No record may be omitted; give all of them again exactly.

* _AVAILABLE DATA_:
<<<<

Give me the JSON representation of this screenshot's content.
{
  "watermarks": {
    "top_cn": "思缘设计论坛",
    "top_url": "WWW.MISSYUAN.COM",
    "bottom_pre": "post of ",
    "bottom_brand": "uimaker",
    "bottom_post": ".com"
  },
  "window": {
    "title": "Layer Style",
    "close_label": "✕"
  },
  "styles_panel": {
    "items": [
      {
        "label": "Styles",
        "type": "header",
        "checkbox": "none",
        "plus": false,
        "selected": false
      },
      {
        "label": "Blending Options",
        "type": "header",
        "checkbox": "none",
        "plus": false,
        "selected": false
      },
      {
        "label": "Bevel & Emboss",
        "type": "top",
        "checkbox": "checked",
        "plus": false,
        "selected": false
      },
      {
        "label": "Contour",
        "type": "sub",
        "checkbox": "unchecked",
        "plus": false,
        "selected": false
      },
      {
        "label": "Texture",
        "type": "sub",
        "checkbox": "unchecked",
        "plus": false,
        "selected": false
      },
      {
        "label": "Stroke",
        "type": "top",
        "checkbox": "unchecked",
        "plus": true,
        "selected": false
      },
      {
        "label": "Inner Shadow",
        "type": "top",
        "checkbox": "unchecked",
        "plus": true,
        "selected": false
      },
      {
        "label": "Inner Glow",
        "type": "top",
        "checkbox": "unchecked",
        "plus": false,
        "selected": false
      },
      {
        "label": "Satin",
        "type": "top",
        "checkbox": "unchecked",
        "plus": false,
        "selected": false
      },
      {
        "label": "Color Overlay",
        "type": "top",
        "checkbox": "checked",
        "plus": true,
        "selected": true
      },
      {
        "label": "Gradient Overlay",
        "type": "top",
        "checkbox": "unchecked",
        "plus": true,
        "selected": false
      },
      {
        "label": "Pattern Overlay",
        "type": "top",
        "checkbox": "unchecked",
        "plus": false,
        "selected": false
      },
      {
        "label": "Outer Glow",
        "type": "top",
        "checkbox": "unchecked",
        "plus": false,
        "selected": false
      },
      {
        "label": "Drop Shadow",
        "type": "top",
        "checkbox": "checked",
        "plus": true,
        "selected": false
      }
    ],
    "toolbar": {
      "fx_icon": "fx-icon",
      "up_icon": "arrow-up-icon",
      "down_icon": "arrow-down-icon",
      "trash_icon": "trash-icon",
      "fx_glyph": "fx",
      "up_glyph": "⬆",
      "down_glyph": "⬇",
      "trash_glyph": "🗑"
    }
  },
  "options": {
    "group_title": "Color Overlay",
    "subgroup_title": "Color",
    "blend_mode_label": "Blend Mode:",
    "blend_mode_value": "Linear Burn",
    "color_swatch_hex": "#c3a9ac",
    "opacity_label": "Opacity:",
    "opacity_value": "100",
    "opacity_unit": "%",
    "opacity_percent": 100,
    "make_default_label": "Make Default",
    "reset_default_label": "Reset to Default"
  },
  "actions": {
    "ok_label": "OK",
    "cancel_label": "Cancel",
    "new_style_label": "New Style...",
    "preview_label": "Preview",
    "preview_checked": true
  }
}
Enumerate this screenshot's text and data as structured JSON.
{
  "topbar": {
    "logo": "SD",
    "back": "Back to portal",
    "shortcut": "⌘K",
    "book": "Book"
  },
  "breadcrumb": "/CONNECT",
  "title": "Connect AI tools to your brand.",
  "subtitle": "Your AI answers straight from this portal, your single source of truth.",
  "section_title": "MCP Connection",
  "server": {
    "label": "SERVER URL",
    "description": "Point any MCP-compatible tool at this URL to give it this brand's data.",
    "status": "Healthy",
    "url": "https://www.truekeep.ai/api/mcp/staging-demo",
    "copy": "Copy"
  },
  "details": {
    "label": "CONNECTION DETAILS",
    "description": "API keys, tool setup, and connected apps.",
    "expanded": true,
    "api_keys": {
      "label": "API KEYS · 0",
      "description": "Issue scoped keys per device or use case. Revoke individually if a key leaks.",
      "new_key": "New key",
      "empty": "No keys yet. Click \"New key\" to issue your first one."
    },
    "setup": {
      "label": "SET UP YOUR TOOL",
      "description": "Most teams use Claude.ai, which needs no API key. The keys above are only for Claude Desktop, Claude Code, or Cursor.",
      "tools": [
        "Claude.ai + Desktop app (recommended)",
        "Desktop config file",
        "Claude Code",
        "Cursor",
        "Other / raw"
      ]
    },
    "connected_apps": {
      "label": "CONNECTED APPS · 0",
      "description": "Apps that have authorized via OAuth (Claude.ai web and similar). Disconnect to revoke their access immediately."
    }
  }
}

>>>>

* _WRITTEN REPLY_:
Give me the JSON representation of this screenshot's content.
{
  "watermarks": {
    "top_cn": "思缘设计论坛",
    "top_url": "WWW.MISSYUAN.COM",
    "bottom_pre": "post of ",
    "bottom_brand": "uimaker",
    "bottom_post": ".com"
  },
  "window": {
    "title": "Layer Style",
    "close_label": "✕"
  },
  "styles_panel": {
    "items": [
      {
        "label": "Styles",
        "type": "header",
        "checkbox": "none",
        "plus": false,
        "selected": false
      },
      {
        "label": "Blending Options",
        "type": "header",
        "checkbox": "none",
        "plus": false,
        "selected": false
      },
      {
        "label": "Bevel & Emboss",
        "type": "top",
        "checkbox": "checked",
        "plus": false,
        "selected": false
      },
      {
        "label": "Contour",
        "type": "sub",
        "checkbox": "unchecked",
        "plus": false,
        "selected": false
      },
      {
        "label": "Texture",
        "type": "sub",
        "checkbox": "unchecked",
        "plus": false,
        "selected": false
      },
      {
        "label": "Stroke",
        "type": "top",
        "checkbox": "unchecked",
        "plus": true,
        "selected": false
      },
      {
        "label": "Inner Shadow",
        "type": "top",
        "checkbox": "unchecked",
        "plus": true,
        "selected": false
      },
      {
        "label": "Inner Glow",
        "type": "top",
        "checkbox": "unchecked",
        "plus": false,
        "selected": false
      },
      {
        "label": "Satin",
        "type": "top",
        "checkbox": "unchecked",
        "plus": false,
        "selected": false
      },
      {
        "label": "Color Overlay",
        "type": "top",
        "checkbox": "checked",
        "plus": true,
        "selected": true
      },
      {
        "label": "Gradient Overlay",
        "type": "top",
        "checkbox": "unchecked",
        "plus": true,
        "selected": false
      },
      {
        "label": "Pattern Overlay",
        "type": "top",
        "checkbox": "unchecked",
        "plus": false,
        "selected": false
      },
      {
        "label": "Outer Glow",
        "type": "top",
        "checkbox": "unchecked",
        "plus": false,
        "selected": false
      },
      {
        "label": "Drop Shadow",
        "type": "top",
        "checkbox": "checked",
        "plus": true,
        "selected": false
      }
    ],
    "toolbar": {
      "fx_icon": "fx-icon",
      "up_icon": "arrow-up-icon",
      "down_icon": "arrow-down-icon",
      "trash_icon": "trash-icon",
      "fx_glyph": "fx",
      "up_glyph": "⬆",
      "down_glyph": "⬇",
      "trash_glyph": "🗑"
    }
  },
  "options": {
    "group_title": "Color Overlay",
    "subgroup_title": "Color",
    "blend_mode_label": "Blend Mode:",
    "blend_mode_value": "Linear Burn",
    "color_swatch_hex": "#c3a9ac",
    "opacity_label": "Opacity:",
    "opacity_value": "100",
    "opacity_unit": "%",
    "opacity_percent": 100,
    "make_default_label": "Make Default",
    "reset_default_label": "Reset to Default"
  },
  "actions": {
    "ok_label": "OK",
    "cancel_label": "Cancel",
    "new_style_label": "New Style...",
    "preview_label": "Preview",
    "preview_checked": true
  }
}
Enumerate this screenshot's text and data as structured JSON.
{
  "topbar": {
    "logo": "SD",
    "back": "Back to portal",
    "shortcut": "⌘K",
    "book": "Book"
  },
  "breadcrumb": "/CONNECT",
  "title": "Connect AI tools to your brand.",
  "subtitle": "Your AI answers straight from this portal, your single source of truth.",
  "section_title": "MCP Connection",
  "server": {
    "label": "SERVER URL",
    "description": "Point any MCP-compatible tool at this URL to give it this brand's data.",
    "status": "Healthy",
    "url": "https://www.truekeep.ai/api/mcp/staging-demo",
    "copy": "Copy"
  },
  "details": {
    "label": "CONNECTION DETAILS",
    "description": "API keys, tool setup, and connected apps.",
    "expanded": true,
    "api_keys": {
      "label": "API KEYS · 0",
      "description": "Issue scoped keys per device or use case. Revoke individually if a key leaks.",
      "new_key": "New key",
      "empty": "No keys yet. Click \"New key\" to issue your first one."
    },
    "setup": {
      "label": "SET UP YOUR TOOL",
      "description": "Most teams use Claude.ai, which needs no API key. The keys above are only for Claude Desktop, Claude Code, or Cursor.",
      "tools": [
        "Claude.ai + Desktop app (recommended)",
        "Desktop config file",
        "Claude Code",
        "Cursor",
        "Other / raw"
      ]
    },
    "connected_apps": {
      "label": "CONNECTED APPS · 0",
      "description": "Apps that have authorized via OAuth (Claude.ai web and similar). Disconnect to revoke their access immediately."
    }
  }
}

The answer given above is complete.